However, specific details about Arm’s IPO plans, including the number of shares to be offered and the targeted valuation, were not disclosed in the company’s statement. Previous reports from Reuters suggested that SoftBank was planning to sell approximately 10% of Arm’s shares in the IPO, aiming for a valuation ranging between $60 billion and $70 billion for this prominent chip designer.
Arm initially planned to raise between $8 billion to $10 billion through its IPO. However, this capital-raising target is now expected to be lower. This adjustment comes as a result of SoftBank’s acquisition of the remaining 25% stake in Arm that it didn’t directly own from the Saudi-backed Vision Fund.
This acquisition was officially confirmed by SoftBank in its filing on Monday, resulting in a 1.4% increase in shares of the Japanese conglomerate on Tuesday. Susannah Streeter, who serves as the head of money and markets at Hargreaves Lansdown, noted that although market conditions appear more favorable compared to the tech sector’s volatility last year, recent weakness during the summer months is prompting Arm to expedite its listing process.
Arm, established in 1990, was originally a collaborative venture involving Acorn Computers, Apple (back when it was known as Apple Computer), and VLSI Technology. It remained a publicly traded company, listed on both the London Stock Exchange and the Nasdaq, from 1998 until 2016. In 2016, SoftBank acquired Arm for $32 billion, taking the company private.
The decision to prepare for an IPO for Arm came after a proposed $40 billion sale to Nvidia fell through last year, primarily due to objections raised by U.S. and European antitrust regulators. Arm’s revenue primarily comes from initial licensing fees for its technology, followed by royalties paid for each chip sold by Arm’s clients. The company has been strategically expanding these royalty revenues and has highlighted the potential for its latest technology iteration to further enhance royalty earnings per device, as mentioned in its filings.

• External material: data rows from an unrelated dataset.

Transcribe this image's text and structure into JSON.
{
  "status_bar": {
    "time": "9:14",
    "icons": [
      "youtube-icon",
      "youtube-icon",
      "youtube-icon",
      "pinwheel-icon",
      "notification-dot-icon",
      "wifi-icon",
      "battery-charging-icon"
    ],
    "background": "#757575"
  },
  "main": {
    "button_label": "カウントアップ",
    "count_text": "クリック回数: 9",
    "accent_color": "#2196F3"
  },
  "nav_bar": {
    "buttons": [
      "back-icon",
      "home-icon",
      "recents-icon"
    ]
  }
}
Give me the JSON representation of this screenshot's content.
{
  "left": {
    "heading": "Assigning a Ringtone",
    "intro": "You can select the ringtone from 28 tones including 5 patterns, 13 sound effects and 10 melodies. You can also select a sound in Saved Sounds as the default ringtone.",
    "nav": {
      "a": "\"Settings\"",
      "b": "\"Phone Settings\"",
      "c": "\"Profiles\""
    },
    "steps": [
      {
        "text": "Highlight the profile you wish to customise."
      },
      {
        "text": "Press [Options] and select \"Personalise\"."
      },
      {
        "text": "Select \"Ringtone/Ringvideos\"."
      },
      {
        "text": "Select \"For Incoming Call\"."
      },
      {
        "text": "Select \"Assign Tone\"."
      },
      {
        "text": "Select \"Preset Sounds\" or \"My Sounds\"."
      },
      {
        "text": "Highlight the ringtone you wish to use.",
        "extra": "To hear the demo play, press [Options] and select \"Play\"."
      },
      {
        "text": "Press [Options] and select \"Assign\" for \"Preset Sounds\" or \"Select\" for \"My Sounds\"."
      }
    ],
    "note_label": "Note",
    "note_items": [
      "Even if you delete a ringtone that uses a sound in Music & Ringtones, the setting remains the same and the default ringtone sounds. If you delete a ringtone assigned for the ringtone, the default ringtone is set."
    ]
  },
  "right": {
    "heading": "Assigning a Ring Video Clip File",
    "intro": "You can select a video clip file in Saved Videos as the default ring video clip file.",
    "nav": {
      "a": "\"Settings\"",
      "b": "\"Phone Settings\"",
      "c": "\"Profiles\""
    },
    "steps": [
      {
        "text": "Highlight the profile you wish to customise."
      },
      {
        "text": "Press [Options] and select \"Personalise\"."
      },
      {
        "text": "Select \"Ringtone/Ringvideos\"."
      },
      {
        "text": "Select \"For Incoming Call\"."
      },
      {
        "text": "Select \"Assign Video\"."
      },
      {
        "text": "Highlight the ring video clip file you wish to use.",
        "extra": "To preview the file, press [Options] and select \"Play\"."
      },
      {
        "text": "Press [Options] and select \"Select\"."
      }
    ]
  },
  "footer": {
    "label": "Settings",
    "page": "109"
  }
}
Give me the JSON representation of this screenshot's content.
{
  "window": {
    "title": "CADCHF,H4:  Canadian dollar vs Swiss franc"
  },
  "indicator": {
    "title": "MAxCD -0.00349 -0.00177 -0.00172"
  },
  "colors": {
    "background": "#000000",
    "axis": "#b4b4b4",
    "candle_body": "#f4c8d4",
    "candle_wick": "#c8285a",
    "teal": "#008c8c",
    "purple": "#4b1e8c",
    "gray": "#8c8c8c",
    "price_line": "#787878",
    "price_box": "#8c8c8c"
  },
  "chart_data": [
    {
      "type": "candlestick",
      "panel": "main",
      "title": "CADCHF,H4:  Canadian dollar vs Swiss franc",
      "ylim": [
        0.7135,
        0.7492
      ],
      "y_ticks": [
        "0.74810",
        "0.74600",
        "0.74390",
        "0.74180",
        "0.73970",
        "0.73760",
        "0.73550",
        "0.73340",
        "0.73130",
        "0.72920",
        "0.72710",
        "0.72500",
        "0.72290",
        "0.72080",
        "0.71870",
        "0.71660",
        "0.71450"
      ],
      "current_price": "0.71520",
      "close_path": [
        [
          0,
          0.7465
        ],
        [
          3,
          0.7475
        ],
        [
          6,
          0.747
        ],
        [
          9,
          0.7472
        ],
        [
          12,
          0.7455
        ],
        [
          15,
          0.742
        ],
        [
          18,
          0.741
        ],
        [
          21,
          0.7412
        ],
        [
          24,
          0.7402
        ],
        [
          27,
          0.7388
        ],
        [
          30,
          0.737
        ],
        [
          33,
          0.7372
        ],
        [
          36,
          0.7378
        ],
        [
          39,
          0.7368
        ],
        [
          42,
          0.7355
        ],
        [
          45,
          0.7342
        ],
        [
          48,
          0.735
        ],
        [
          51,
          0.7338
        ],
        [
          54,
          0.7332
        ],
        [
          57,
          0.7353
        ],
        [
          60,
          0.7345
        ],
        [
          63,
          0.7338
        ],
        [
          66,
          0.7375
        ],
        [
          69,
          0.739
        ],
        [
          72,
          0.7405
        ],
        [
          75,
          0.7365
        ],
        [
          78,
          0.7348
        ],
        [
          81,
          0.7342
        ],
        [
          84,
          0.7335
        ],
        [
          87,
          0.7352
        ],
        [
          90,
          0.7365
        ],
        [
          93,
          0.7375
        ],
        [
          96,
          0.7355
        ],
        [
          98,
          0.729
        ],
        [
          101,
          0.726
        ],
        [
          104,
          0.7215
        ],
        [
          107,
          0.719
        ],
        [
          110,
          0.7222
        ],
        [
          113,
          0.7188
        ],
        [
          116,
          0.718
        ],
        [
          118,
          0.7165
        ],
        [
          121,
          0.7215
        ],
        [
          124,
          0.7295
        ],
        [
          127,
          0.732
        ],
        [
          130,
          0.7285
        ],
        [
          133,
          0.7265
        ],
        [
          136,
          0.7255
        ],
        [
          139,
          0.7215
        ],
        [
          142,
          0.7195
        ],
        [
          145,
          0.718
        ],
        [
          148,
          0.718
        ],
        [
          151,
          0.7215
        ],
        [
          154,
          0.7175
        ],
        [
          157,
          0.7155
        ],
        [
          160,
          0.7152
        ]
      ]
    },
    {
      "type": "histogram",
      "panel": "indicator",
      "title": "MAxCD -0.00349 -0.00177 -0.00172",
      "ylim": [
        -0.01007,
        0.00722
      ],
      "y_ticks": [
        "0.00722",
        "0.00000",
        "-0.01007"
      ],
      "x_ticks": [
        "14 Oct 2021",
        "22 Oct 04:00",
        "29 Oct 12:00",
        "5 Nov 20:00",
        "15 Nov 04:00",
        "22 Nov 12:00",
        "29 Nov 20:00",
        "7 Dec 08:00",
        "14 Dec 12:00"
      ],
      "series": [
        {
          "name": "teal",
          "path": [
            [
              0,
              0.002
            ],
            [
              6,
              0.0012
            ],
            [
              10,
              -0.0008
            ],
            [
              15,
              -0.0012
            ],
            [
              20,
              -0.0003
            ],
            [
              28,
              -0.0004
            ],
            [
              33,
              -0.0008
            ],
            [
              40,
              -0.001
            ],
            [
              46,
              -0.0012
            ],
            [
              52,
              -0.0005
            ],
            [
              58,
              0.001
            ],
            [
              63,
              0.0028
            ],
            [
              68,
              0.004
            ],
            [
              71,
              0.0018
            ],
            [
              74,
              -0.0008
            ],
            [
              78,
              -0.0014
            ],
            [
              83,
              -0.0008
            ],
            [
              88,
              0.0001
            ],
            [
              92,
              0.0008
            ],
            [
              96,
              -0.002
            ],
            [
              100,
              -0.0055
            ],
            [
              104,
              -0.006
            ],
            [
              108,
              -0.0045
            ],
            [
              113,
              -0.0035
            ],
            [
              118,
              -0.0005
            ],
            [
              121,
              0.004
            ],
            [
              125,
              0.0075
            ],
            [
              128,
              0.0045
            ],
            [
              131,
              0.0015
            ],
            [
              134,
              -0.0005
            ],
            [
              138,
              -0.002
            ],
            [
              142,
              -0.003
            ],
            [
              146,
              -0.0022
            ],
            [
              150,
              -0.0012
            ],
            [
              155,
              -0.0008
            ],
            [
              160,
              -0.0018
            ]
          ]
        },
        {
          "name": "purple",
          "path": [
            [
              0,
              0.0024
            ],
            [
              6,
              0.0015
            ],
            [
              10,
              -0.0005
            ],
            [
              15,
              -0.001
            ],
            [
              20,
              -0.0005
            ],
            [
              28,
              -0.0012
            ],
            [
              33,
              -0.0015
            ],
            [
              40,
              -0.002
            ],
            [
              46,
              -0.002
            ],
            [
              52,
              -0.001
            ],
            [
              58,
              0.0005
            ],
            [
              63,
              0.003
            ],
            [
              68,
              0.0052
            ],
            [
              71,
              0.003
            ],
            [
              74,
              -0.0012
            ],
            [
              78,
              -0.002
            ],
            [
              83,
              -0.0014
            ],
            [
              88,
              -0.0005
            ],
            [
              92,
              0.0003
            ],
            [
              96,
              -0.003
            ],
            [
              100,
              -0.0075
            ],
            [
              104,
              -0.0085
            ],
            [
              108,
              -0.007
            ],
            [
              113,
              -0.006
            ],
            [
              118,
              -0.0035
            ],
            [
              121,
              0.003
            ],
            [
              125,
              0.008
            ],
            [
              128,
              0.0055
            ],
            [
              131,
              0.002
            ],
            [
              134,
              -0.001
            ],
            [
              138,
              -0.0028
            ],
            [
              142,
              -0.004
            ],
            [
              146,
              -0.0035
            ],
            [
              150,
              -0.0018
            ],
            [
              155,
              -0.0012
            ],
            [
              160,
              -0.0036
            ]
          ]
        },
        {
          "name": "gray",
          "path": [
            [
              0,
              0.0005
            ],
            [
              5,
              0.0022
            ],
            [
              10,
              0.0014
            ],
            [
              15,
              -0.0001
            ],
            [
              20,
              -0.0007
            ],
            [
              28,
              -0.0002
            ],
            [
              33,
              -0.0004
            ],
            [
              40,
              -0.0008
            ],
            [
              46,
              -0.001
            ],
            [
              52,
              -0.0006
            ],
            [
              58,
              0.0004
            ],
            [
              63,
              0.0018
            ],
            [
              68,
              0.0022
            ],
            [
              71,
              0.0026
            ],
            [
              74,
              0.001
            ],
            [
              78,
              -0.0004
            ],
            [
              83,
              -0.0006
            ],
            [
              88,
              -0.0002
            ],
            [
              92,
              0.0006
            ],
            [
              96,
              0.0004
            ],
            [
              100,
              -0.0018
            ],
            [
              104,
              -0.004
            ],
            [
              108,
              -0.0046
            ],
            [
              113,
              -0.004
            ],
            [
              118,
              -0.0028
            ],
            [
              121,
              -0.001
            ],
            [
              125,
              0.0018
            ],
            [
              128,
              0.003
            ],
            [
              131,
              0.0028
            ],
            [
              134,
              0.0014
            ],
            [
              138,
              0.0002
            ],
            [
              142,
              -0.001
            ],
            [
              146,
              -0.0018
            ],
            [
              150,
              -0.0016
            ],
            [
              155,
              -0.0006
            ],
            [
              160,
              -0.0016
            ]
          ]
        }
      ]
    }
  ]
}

Arm’s chip designs hold a dominant position in the smartphone industry and are also utilized in Apple laptops and some Windows devices. Furthermore, its technology has secured a 10% market share in cloud computing, where Arm-based chips serve in networking and as central processors in servers.
Despite its successes, Arm has not made significant headway into the artificial intelligence (AI) market, where Nvidia leads. However, Nvidia does offer an Arm-based processor as part of its “superchip” offerings, which combine AI and traditional central processors.
Susannah Streeter, the head of money and markets at Hargreaves Lansdown, noted that the appeal of AI remains strong, and Arm plans to leverage AI as a selling point to attract investors as it approaches its IPO.
In its most recent fiscal year, Arm reported that 24% of its revenue came from China. While this aligns with many other companies in the chip industry, it’s important to note that Arm’s revenue from China flows through Arm China, a distinct entity in which Arm holds an indirect 4.8% stake. Arm anticipates decreasing royalty and licensing revenue from China due to export controls imposed by the U.S. and British governments and the general economic downturn in China.
In August, SoftBank engaged in discussions with several tech giants, including Amazon.com (AMZN.O) and Nvidia (NVDA.O), about potential investments in Arm’s IPO. Arm’s upcoming listing is expected to inject much-needed vitality into the IPO market.
Notable names such as grocery delivery service Instacart, marketing automation firm Klaviyo, and German sandal manufacturer Birkenstock are all anticipated to launch their initial public offerings in the coming weeks.
Arm has disclosed its intention to list on the Nasdaq and will be traded under the ticker symbol ‘ARM.’ Barclays (BARC.L), Goldman Sachs (GS.N), JPMorgan Chase (JPM.N), and Mizuho Financial Group (8411.T) are leading the underwriting efforts for the offering.
Interestingly, Arm has opted not to select a traditional “lead left” bank and will distribute underwriter fees evenly among the top four banks enlisted for the IPO.